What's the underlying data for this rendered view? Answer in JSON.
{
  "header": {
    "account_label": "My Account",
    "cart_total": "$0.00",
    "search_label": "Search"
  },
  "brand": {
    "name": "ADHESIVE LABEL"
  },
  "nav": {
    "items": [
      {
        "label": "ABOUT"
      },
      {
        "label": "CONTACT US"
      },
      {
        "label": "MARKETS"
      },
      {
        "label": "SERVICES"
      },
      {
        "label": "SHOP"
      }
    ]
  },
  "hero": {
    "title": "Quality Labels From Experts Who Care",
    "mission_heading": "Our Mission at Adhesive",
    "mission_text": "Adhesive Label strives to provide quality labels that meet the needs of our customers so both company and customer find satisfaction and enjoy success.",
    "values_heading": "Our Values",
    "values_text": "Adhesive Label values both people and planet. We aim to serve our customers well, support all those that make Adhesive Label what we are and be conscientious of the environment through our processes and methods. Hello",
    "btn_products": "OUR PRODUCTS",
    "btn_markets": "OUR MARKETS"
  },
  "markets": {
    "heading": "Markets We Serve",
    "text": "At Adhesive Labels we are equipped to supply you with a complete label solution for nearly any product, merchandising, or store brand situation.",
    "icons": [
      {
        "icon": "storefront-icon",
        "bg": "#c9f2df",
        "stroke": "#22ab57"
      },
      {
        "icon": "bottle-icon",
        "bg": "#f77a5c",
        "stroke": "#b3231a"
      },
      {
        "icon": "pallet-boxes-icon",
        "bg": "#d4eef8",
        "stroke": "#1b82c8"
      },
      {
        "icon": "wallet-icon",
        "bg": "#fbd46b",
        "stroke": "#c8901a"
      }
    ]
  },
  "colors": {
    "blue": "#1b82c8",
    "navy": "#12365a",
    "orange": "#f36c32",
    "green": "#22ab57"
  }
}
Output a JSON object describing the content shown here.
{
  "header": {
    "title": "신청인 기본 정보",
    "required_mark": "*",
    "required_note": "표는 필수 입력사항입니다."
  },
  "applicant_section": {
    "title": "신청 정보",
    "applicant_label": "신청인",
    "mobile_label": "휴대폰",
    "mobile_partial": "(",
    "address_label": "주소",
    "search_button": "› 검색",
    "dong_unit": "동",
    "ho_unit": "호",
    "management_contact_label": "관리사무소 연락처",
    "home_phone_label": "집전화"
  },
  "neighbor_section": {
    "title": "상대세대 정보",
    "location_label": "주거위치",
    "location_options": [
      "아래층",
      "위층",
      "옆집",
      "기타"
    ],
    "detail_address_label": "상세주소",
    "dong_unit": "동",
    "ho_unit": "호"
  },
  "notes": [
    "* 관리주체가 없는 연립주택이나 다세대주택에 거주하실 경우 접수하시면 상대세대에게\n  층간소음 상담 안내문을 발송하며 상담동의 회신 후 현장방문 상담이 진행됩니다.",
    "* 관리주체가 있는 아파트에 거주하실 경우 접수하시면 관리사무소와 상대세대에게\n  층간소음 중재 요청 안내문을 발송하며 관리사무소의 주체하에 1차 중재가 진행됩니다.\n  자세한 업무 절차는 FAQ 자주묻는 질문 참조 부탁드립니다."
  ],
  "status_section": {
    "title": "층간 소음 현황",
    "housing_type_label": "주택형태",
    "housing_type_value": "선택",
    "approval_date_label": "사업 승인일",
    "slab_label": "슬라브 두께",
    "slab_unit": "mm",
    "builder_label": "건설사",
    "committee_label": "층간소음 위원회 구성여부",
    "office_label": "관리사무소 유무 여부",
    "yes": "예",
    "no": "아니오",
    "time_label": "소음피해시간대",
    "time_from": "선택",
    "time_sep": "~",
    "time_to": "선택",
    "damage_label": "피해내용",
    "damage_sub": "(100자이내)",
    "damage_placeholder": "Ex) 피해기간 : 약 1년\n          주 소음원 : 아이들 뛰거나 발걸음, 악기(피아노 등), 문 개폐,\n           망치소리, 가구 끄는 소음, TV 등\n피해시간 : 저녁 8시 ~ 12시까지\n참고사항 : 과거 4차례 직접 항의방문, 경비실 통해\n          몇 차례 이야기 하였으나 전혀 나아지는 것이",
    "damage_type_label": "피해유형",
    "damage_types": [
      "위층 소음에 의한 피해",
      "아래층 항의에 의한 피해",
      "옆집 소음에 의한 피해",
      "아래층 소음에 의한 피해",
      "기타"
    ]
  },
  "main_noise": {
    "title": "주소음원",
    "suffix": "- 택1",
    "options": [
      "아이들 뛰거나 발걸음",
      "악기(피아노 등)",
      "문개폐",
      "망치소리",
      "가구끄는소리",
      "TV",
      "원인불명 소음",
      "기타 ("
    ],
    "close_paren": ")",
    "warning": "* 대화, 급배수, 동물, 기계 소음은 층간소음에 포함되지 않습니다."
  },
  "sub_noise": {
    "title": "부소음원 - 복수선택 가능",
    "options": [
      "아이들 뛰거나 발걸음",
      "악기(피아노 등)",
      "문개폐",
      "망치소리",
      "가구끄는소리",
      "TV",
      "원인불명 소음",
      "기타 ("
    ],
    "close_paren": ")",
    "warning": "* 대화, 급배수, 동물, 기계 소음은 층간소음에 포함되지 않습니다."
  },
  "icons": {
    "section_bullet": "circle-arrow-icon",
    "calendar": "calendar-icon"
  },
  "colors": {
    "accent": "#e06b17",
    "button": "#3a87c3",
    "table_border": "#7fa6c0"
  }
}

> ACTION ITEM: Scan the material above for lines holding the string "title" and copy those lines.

> EXERCISE RESULT:
    "title": "Quality Labels From Experts Who Care",
    "title": "신청인 기본 정보",
    "title": "신청 정보",
    "title": "상대세대 정보",
    "title": "층간 소음 현황",
    "title": "주소음원",
    "title": "부소음원 - 복수선택 가능",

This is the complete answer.